In 2016, the international observation campaign RedDots, in which the IAA-CSIC participated, focused four telescopes on the star closest to us after the Sun, Proxima Centauri. They sought to detect the slight gravitational pull that a possible planet would exert on the star, which forces it to draw a small orbit and is translated into oscillations in its light. This is how Proxima b was found, a planet with a minimum mass equivalent to 1.3 times that of the Earth and that revolves around Proxima Centauri every 11.2 days within the habitable zone, or the region around a star with favorable conditions for the existence of liquid water on the surface.

In 2017, researchers from the Institute of Astrophysics of Andalusia (IAA-CSIC) discovered a dust belt around Proxima through observations with the ALMA interferometer. Similar to the Kuiper Belt of our Solar System, it represented the discovery of remnant material from the formation of the planetary system closest to ours.
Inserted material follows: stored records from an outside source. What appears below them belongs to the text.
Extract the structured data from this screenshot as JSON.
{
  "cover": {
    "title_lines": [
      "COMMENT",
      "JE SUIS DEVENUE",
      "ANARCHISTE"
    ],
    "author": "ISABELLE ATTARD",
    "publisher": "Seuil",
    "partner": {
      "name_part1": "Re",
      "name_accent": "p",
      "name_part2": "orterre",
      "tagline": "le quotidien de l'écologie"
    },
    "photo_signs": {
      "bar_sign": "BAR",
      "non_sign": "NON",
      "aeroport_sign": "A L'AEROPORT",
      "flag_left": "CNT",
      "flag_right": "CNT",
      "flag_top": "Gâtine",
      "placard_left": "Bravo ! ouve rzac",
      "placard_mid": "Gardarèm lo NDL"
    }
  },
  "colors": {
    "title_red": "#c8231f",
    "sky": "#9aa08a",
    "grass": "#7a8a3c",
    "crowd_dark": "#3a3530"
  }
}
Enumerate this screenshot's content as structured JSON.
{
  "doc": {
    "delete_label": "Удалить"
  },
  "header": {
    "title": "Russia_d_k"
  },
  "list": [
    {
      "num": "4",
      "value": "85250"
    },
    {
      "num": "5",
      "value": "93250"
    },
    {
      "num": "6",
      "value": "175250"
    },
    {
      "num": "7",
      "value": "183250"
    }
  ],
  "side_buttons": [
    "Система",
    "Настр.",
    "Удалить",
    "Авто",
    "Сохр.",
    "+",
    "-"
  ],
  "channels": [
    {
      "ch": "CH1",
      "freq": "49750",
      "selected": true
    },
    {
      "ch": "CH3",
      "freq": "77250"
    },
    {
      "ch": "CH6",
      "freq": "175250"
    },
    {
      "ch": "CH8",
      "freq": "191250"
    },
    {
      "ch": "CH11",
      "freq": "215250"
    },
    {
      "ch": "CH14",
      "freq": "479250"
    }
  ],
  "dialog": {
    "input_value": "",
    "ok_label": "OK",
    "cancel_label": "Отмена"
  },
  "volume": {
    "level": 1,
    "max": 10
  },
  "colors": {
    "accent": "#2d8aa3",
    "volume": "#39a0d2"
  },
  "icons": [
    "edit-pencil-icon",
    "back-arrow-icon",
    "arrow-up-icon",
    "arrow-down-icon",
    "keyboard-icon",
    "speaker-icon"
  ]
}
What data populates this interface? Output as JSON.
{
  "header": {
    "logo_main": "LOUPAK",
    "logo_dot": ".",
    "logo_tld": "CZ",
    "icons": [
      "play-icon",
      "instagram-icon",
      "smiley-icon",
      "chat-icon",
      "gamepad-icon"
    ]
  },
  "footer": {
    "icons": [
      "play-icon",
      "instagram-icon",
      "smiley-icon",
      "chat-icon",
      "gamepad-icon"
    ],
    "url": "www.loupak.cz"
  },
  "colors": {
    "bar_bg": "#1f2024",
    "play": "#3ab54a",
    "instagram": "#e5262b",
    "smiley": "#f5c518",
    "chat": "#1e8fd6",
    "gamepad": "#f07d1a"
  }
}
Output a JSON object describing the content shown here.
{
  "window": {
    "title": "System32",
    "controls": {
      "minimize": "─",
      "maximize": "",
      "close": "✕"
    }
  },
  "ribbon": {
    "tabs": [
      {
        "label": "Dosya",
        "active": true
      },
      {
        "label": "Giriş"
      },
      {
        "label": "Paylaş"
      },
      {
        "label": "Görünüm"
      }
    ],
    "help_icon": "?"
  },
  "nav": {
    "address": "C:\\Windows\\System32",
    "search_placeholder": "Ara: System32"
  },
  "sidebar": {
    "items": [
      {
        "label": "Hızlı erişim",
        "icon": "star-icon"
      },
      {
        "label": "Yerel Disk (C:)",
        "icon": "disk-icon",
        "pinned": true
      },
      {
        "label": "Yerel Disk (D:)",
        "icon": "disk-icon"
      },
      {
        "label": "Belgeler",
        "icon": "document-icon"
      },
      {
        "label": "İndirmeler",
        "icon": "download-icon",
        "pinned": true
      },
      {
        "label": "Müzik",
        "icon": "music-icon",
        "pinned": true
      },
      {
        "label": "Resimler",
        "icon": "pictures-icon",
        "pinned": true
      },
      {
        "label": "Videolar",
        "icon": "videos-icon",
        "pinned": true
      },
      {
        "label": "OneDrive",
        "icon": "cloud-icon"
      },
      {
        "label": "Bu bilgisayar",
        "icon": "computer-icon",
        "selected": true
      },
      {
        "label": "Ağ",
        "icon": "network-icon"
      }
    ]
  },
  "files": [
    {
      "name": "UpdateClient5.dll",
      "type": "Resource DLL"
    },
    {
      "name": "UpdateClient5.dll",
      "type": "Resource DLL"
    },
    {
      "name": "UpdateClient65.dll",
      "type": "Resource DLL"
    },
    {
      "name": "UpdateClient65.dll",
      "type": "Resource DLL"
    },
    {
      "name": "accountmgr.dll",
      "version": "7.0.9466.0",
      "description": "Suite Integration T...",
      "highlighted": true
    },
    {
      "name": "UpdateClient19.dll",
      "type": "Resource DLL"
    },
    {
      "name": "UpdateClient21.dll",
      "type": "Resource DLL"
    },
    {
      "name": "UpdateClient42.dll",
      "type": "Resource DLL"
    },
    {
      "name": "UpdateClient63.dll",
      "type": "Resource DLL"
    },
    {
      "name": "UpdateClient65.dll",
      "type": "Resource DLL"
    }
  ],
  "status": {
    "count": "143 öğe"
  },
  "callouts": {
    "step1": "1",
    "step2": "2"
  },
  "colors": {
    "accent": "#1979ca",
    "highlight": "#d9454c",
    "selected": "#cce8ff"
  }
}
In January 2020, the discovery, also with the participation of the IAA-CSIC, of ​​a possible second planet around Proxima Centauri was announced, thanks to data collected from Chile with the UVES and HARPS spectrographs of the European Southern Observatory (ESO). The observations, which spanned a total of seventeen years, revealed the presence of a signal with a period of 5.2 years compatible with the existence of a second planet around Proxima Centauri with a minimum mass of about six times that of Earth.

"A project of this kind could only be carried out because IAA specialists in various fields (physics of the atmospheres of the planets of the Solar System, stellar physics, search and study of exoplanets and processes of the interstellar medium) have joined forces and knowledge. This includes their experience both in theoretical modeling and in multi-wavelength observations, from radio to optical and infrared”, concludes Antxon Alberdi, director of the IAA-CSIC and participant in the study.


Model of the auroral emission arising from  the interaction between the planet Proxima b (the small circle in the movie) and its host star Proxima Centauri (the big circle).  During its revolution around Proxima Centauri, the planet Proxima b impacts the host star magnetosphere (the green lines in the movie),  accelerating charged electrons that propagate towards the magnetic poles of the star (orange lines). This process leads to abundant radio emission,  which can be  seen from Earth only when the star occupies particular phases of its rotation. The radio emission is also polarized, so that when the emission comes from the Northern hemisphere of the star magnetosphere,  the light is polarized clockwise (RCP in the movie) and, when the emission comes from the Southern hemisphere, the light is polarized anti-clockwise (LCP in the movie). Credits: Corrado Trigilio (INAF, Italy).




M. Pérez-Torres, J. F. Gómez et al. "Monitoring the radio emission of Proxima Centauri". Astronomy & Astrophysics. http://www.aanda.org/10.1051/0004-6361/202039052



Instituto de Astrofísica de Andalucía (IAA-CSIC)
Unidad de Divulgación y Comunicación
Silbia López de Lacalle - sll[arroba]iaa.es - 958230676